**GOAL OF THE EXERCISE**: Return the entries in their entirety, precisely as given.

**DATASET RECORDS**:
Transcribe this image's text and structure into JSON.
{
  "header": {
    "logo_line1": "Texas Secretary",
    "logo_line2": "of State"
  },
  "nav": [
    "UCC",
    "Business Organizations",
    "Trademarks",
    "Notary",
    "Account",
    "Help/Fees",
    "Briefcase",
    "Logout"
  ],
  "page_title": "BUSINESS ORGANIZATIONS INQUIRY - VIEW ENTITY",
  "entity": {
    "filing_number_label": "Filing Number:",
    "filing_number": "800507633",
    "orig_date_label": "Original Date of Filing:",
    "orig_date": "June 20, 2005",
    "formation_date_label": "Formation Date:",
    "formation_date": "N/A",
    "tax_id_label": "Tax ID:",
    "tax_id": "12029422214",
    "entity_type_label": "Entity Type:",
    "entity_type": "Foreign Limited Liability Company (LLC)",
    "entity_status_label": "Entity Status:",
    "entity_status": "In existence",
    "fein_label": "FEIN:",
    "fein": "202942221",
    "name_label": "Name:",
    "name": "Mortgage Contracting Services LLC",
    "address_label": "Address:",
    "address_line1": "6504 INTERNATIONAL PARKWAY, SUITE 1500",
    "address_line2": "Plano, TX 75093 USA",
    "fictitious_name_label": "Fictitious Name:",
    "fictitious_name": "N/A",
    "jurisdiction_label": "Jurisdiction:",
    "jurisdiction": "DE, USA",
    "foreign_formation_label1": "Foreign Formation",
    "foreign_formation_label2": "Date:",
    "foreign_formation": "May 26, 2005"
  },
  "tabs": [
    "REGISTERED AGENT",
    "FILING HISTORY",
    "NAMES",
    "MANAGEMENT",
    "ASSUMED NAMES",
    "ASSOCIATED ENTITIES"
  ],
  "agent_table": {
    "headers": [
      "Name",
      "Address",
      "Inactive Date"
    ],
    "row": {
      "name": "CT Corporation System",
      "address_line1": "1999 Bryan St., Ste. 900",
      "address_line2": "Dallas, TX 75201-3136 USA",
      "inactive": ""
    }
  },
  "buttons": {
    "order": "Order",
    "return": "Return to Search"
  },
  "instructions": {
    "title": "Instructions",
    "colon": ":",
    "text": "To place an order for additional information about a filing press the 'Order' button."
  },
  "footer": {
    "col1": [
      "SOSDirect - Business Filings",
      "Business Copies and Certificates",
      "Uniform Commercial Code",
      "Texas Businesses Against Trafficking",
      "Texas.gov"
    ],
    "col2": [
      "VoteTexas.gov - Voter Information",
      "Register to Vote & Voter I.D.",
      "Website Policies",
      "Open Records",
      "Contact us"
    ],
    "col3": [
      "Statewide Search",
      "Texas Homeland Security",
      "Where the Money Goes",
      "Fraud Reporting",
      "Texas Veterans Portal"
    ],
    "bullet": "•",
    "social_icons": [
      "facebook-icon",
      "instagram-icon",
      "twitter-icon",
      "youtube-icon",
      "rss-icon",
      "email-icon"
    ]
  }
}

**EXERCISE SOLUTION**:
Transcribe this image's text and structure into JSON.
{
  "header": {
    "logo_line1": "Texas Secretary",
    "logo_line2": "of State"
  },
  "nav": [
    "UCC",
    "Business Organizations",
    "Trademarks",
    "Notary",
    "Account",
    "Help/Fees",
    "Briefcase",
    "Logout"
  ],
  "page_title": "BUSINESS ORGANIZATIONS INQUIRY - VIEW ENTITY",
  "entity": {
    "filing_number_label": "Filing Number:",
    "filing_number": "800507633",
    "orig_date_label": "Original Date of Filing:",
    "orig_date": "June 20, 2005",
    "formation_date_label": "Formation Date:",
    "formation_date": "N/A",
    "tax_id_label": "Tax ID:",
    "tax_id": "12029422214",
    "entity_type_label": "Entity Type:",
    "entity_type": "Foreign Limited Liability Company (LLC)",
    "entity_status_label": "Entity Status:",
    "entity_status": "In existence",
    "fein_label": "FEIN:",
    "fein": "202942221",
    "name_label": "Name:",
    "name": "Mortgage Contracting Services LLC",
    "address_label": "Address:",
    "address_line1": "6504 INTERNATIONAL PARKWAY, SUITE 1500",
    "address_line2": "Plano, TX 75093 USA",
    "fictitious_name_label": "Fictitious Name:",
    "fictitious_name": "N/A",
    "jurisdiction_label": "Jurisdiction:",
    "jurisdiction": "DE, USA",
    "foreign_formation_label1": "Foreign Formation",
    "foreign_formation_label2": "Date:",
    "foreign_formation": "May 26, 2005"
  },
  "tabs": [
    "REGISTERED AGENT",
    "FILING HISTORY",
    "NAMES",
    "MANAGEMENT",
    "ASSUMED NAMES",
    "ASSOCIATED ENTITIES"
  ],
  "agent_table": {
    "headers": [
      "Name",
      "Address",
      "Inactive Date"
    ],
    "row": {
      "name": "CT Corporation System",
      "address_line1": "1999 Bryan St., Ste. 900",
      "address_line2": "Dallas, TX 75201-3136 USA",
      "inactive": ""
    }
  },
  "buttons": {
    "order": "Order",
    "return": "Return to Search"
  },
  "instructions": {
    "title": "Instructions",
    "colon": ":",
    "text": "To place an order for additional information about a filing press the 'Order' button."
  },
  "footer": {
    "col1": [
      "SOSDirect - Business Filings",
      "Business Copies and Certificates",
      "Uniform Commercial Code",
      "Texas Businesses Against Trafficking",
      "Texas.gov"
    ],
    "col2": [
      "VoteTexas.gov - Voter Information",
      "Register to Vote & Voter I.D.",
      "Website Policies",
      "Open Records",
      "Contact us"
    ],
    "col3": [
      "Statewide Search",
      "Texas Homeland Security",
      "Where the Money Goes",
      "Fraud Reporting",
      "Texas Veterans Portal"
    ],
    "bullet": "•",
    "social_icons": [
      "facebook-icon",
      "instagram-icon",
      "twitter-icon",
      "youtube-icon",
      "rss-icon",
      "email-icon"
    ]
  }
}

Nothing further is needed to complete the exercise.